■ **Assigned task**:
Would you please return all of the entries below exactly as shown?

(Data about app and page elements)
*****
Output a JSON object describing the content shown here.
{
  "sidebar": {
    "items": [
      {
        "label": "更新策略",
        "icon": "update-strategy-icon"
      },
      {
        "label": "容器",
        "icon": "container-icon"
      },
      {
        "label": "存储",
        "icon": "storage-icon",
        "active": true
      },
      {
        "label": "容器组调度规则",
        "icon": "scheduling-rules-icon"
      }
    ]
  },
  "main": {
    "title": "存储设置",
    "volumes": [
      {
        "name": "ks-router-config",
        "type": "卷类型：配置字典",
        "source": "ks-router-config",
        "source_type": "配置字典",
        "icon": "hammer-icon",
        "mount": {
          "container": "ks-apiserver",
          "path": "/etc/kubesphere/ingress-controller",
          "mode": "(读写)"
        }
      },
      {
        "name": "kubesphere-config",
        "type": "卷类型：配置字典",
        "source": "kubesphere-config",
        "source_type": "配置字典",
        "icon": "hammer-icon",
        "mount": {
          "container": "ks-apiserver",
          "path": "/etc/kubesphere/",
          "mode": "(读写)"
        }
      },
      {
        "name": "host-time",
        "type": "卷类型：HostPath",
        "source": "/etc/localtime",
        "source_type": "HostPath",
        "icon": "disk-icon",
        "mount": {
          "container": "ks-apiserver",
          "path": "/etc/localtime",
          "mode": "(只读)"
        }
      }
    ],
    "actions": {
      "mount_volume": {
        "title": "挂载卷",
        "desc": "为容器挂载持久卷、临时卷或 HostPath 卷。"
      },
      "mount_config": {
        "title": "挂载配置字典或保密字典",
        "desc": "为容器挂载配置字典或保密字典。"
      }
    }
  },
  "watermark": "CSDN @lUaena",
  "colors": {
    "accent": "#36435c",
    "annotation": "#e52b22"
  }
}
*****
■ **Solved exercise**:
Output a JSON object describing the content shown here.
{
  "sidebar": {
    "items": [
      {
        "label": "更新策略",
        "icon": "update-strategy-icon"
      },
      {
        "label": "容器",
        "icon": "container-icon"
      },
      {
        "label": "存储",
        "icon": "storage-icon",
        "active": true
      },
      {
        "label": "容器组调度规则",
        "icon": "scheduling-rules-icon"
      }
    ]
  },
  "main": {
    "title": "存储设置",
    "volumes": [
      {
        "name": "ks-router-config",
        "type": "卷类型：配置字典",
        "source": "ks-router-config",
        "source_type": "配置字典",
        "icon": "hammer-icon",
        "mount": {
          "container": "ks-apiserver",
          "path": "/etc/kubesphere/ingress-controller",
          "mode": "(读写)"
        }
      },
      {
        "name": "kubesphere-config",
        "type": "卷类型：配置字典",
        "source": "kubesphere-config",
        "source_type": "配置字典",
        "icon": "hammer-icon",
        "mount": {
          "container": "ks-apiserver",
          "path": "/etc/kubesphere/",
          "mode": "(读写)"
        }
      },
      {
        "name": "host-time",
        "type": "卷类型：HostPath",
        "source": "/etc/localtime",
        "source_type": "HostPath",
        "icon": "disk-icon",
        "mount": {
          "container": "ks-apiserver",
          "path": "/etc/localtime",
          "mode": "(只读)"
        }
      }
    ],
    "actions": {
      "mount_volume": {
        "title": "挂载卷",
        "desc": "为容器挂载持久卷、临时卷或 HostPath 卷。"
      },
      "mount_config": {
        "title": "挂载配置字典或保密字典",
        "desc": "为容器挂载配置字典或保密字典。"
      }
    }
  },
  "watermark": "CSDN @lUaena",
  "colors": {
    "accent": "#36435c",
    "annotation": "#e52b22"
  }
}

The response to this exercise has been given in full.